= What to produce =
As the answer, give every line of the records that includes the word "value".

Start of Record extracts

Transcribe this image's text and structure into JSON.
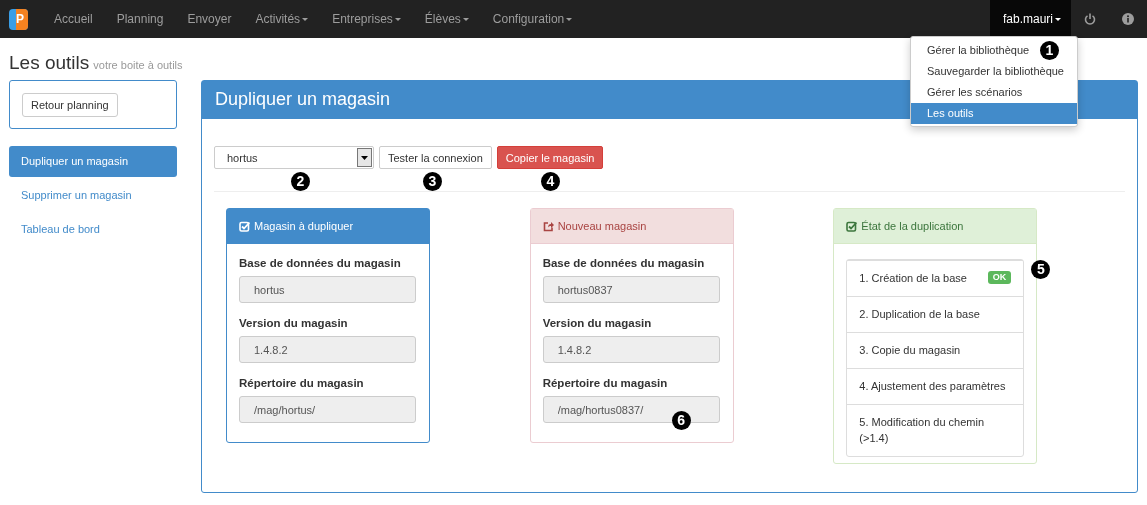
{
  "navbar": {
    "logo": "P",
    "items": [
      {
        "label": "Accueil",
        "caret": false
      },
      {
        "label": "Planning",
        "caret": false
      },
      {
        "label": "Envoyer",
        "caret": false
      },
      {
        "label": "Activités",
        "caret": true
      },
      {
        "label": "Entreprises",
        "caret": true
      },
      {
        "label": "Élèves",
        "caret": true
      },
      {
        "label": "Configuration",
        "caret": true
      }
    ],
    "user": {
      "label": "fab.mauri",
      "expanded": true,
      "menu": [
        {
          "label": "Gérer la bibliothèque",
          "selected": false,
          "callout": "1"
        },
        {
          "label": "Sauvegarder la bibliothèque",
          "selected": false
        },
        {
          "label": "Gérer les scénarios",
          "selected": false
        },
        {
          "label": "Les outils",
          "selected": true
        }
      ]
    }
  },
  "page_header": {
    "title": "Les outils",
    "subtitle": "votre boite à outils"
  },
  "sidebar": {
    "back_button": "Retour planning",
    "items": [
      {
        "label": "Dupliquer un magasin",
        "selected": true
      },
      {
        "label": "Supprimer un magasin",
        "selected": false
      },
      {
        "label": "Tableau de bord",
        "selected": false
      }
    ]
  },
  "main_panel": {
    "title": "Dupliquer un magasin",
    "toolbar": {
      "select": {
        "value": "hortus",
        "callout": "2"
      },
      "buttons": [
        {
          "label": "Tester la connexion",
          "kind": "default",
          "callout": "3"
        },
        {
          "label": "Copier le magasin",
          "kind": "danger",
          "callout": "4"
        }
      ]
    },
    "cards": [
      {
        "kind": "primary",
        "title": "Magasin à dupliquer",
        "fields": [
          {
            "label": "Base de données du magasin",
            "value": "hortus"
          },
          {
            "label": "Version du magasin",
            "value": "1.4.8.2"
          },
          {
            "label": "Répertoire du magasin",
            "value": "/mag/hortus/"
          }
        ]
      },
      {
        "kind": "danger",
        "title": "Nouveau magasin",
        "fields": [
          {
            "label": "Base de données du magasin",
            "value": "hortus0837"
          },
          {
            "label": "Version du magasin",
            "value": "1.4.8.2"
          },
          {
            "label": "Répertoire du magasin",
            "value": "/mag/hortus0837/",
            "callout": "6"
          }
        ]
      },
      {
        "kind": "success",
        "title": "État de la duplication",
        "callout": "5",
        "steps": [
          {
            "label": "1. Création de la base",
            "badge": "OK"
          },
          {
            "label": "2. Duplication de la base"
          },
          {
            "label": "3. Copie du magasin"
          },
          {
            "label": "4. Ajustement des paramètres"
          },
          {
            "label": "5. Modification du chemin (>1.4)"
          }
        ]
      }
    ]
  }
}
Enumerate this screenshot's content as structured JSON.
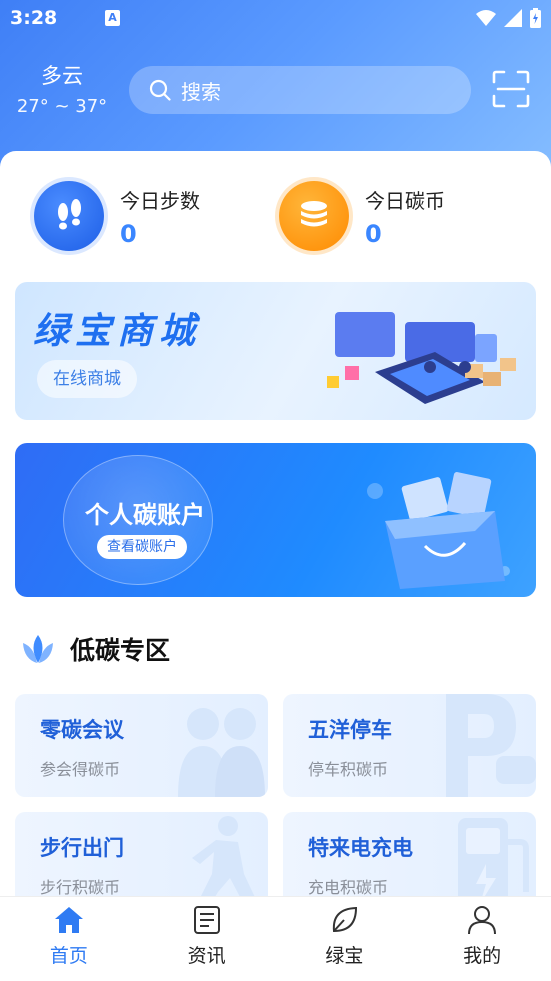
{
  "status_bar": {
    "time": "3:28",
    "notif_icon": "A"
  },
  "weather": {
    "condition": "多云",
    "temp_range": "27° ~ 37°"
  },
  "search": {
    "placeholder": "搜索"
  },
  "stats": [
    {
      "label": "今日步数",
      "value": "0",
      "icon": "footprints-icon"
    },
    {
      "label": "今日碳币",
      "value": "0",
      "icon": "coin-stack-icon"
    }
  ],
  "banners": {
    "mall": {
      "title": "绿宝商城",
      "button": "在线商城"
    },
    "account": {
      "title": "个人碳账户",
      "button": "查看碳账户"
    }
  },
  "section": {
    "title": "低碳专区"
  },
  "tiles": [
    {
      "title": "零碳会议",
      "subtitle": "参会得碳币"
    },
    {
      "title": "五洋停车",
      "subtitle": "停车积碳币"
    },
    {
      "title": "步行出门",
      "subtitle": "步行积碳币"
    },
    {
      "title": "特来电充电",
      "subtitle": "充电积碳币"
    }
  ],
  "tabs": [
    {
      "label": "首页",
      "icon": "home-icon",
      "active": true
    },
    {
      "label": "资讯",
      "icon": "news-icon",
      "active": false
    },
    {
      "label": "绿宝",
      "icon": "leaf-icon",
      "active": false
    },
    {
      "label": "我的",
      "icon": "user-icon",
      "active": false
    }
  ],
  "colors": {
    "primary": "#2f7bf3",
    "header": "#3f7ff6",
    "coin": "#ff8a00"
  }
}
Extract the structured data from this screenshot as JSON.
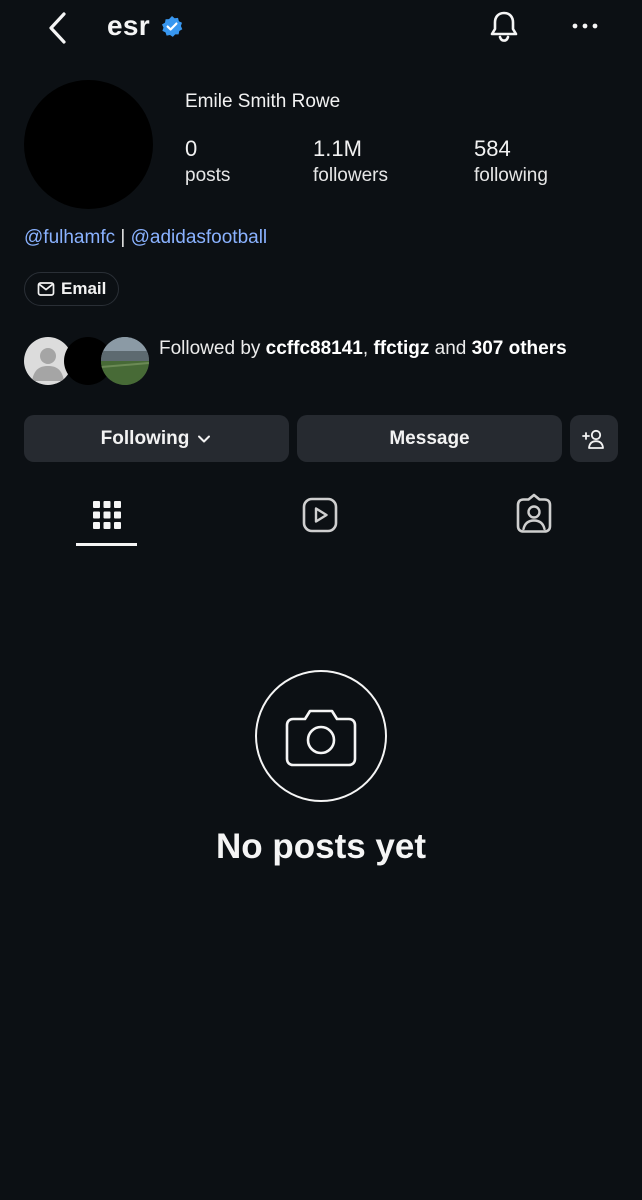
{
  "header": {
    "username": "esr",
    "back_icon": "chevron-left-icon",
    "verified_icon": "verified-badge-icon",
    "notification_icon": "bell-icon",
    "more_icon": "more-horizontal-icon"
  },
  "profile": {
    "full_name": "Emile Smith Rowe",
    "stats": {
      "posts": {
        "value": "0",
        "label": "posts"
      },
      "followers": {
        "value": "1.1M",
        "label": "followers"
      },
      "following": {
        "value": "584",
        "label": "following"
      }
    },
    "bio_links": [
      "@fulhamfc",
      "@adidasfootball"
    ],
    "bio_separator": " | ",
    "email_label": "Email"
  },
  "followed_by": {
    "prefix": "Followed by ",
    "user1": "ccffc88141",
    "separator": ", ",
    "user2": "ffctigz",
    "middle": " and ",
    "count": "307",
    "suffix": " others"
  },
  "actions": {
    "following_label": "Following",
    "message_label": "Message"
  },
  "tabs": {
    "active": "grid",
    "items": [
      "grid-icon",
      "reels-icon",
      "tagged-icon"
    ]
  },
  "empty_state": {
    "text": "No posts yet",
    "icon": "camera-icon"
  },
  "colors": {
    "background": "#0c1014",
    "button": "#262a30",
    "link": "#8ab2ff",
    "verified": "#3897f0"
  }
}
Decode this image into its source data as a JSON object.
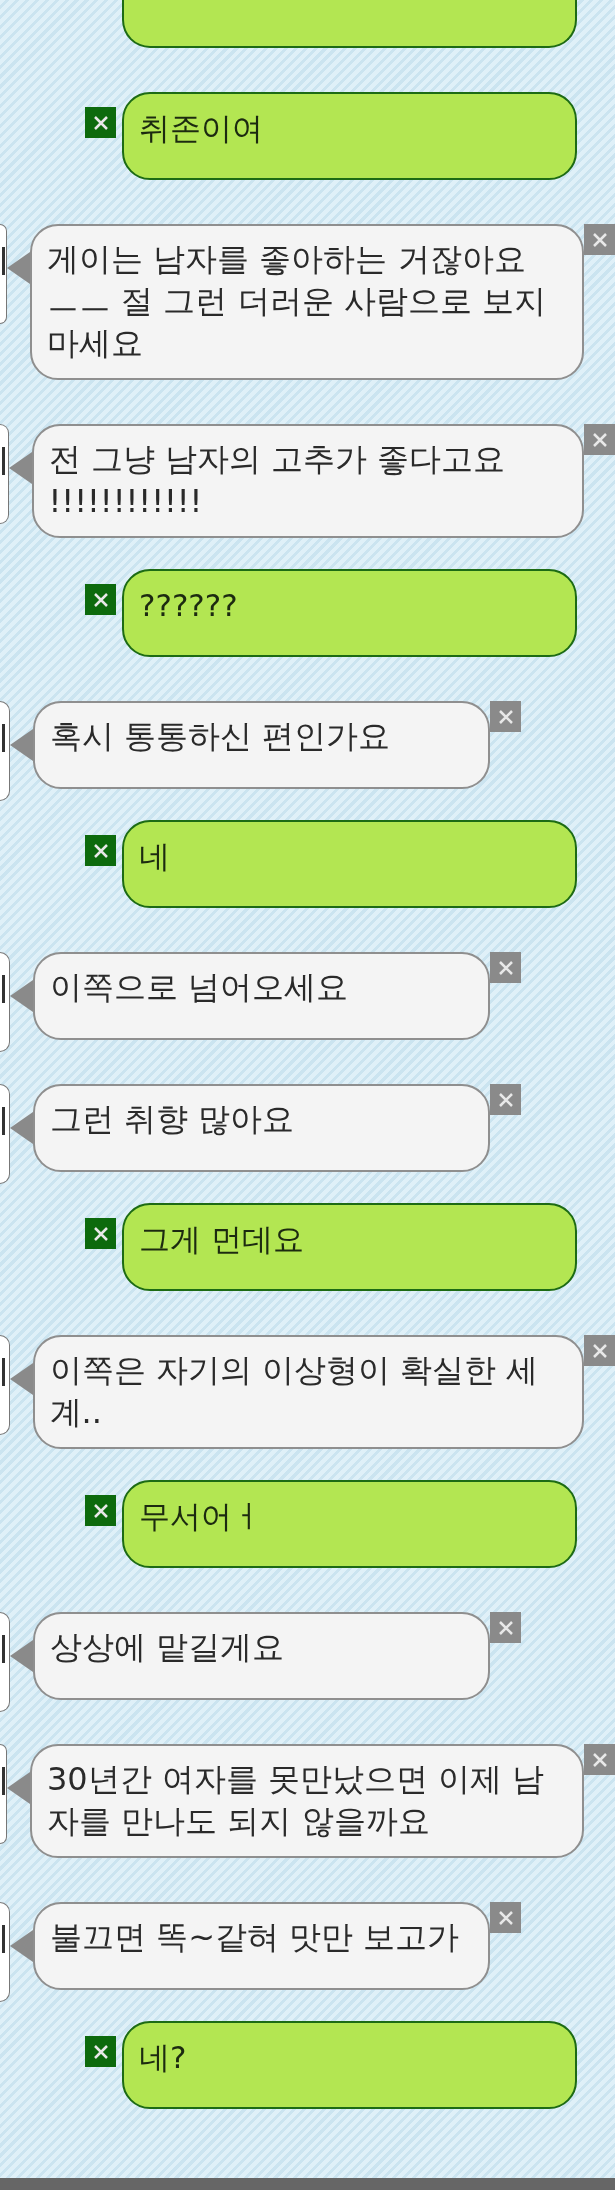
{
  "messages": [
    {
      "kind": "sent",
      "cut": true
    },
    {
      "kind": "sent",
      "text": "취존이여"
    },
    {
      "kind": "received",
      "text": "게이는 남자를 좋아하는 거잖아요 ㅡㅡ 절 그런 더러운 사람으로 보지마세요"
    },
    {
      "kind": "received",
      "text": "전 그냥 남자의 고추가 좋다고요 !!!!!!!!!!!!"
    },
    {
      "kind": "sent",
      "text": "??????"
    },
    {
      "kind": "received",
      "text": "혹시 통통하신 편인가요"
    },
    {
      "kind": "sent",
      "text": "네"
    },
    {
      "kind": "received",
      "text": "이쪽으로 넘어오세요"
    },
    {
      "kind": "received",
      "text": "그런 취향 많아요"
    },
    {
      "kind": "sent",
      "text": "그게 먼데요"
    },
    {
      "kind": "received",
      "text": "이쪽은 자기의 이상형이 확실한 세계.."
    },
    {
      "kind": "sent",
      "text": "무서어ㅓ"
    },
    {
      "kind": "received",
      "text": "상상에 맡길게요"
    },
    {
      "kind": "received",
      "text": "30년간 여자를 못만났으면 이제 남자를 만나도 되지 않을까요"
    },
    {
      "kind": "received",
      "text": "불끄면 똑~같혀 맛만 보고가"
    },
    {
      "kind": "sent",
      "text": "네?"
    }
  ]
}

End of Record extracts

= Exercise answer =
        "value": "hortus",
            "value": "hortus"
            "value": "1.4.8.2"
            "value": "/mag/hortus/"
            "value": "hortus0837"
            "value": "1.4.8.2"
            "value": "/mag/hortus0837/",
      "value": "0",
      "value": "0",
        "value": "0",
        "value": "1.1M",
        "value": "584",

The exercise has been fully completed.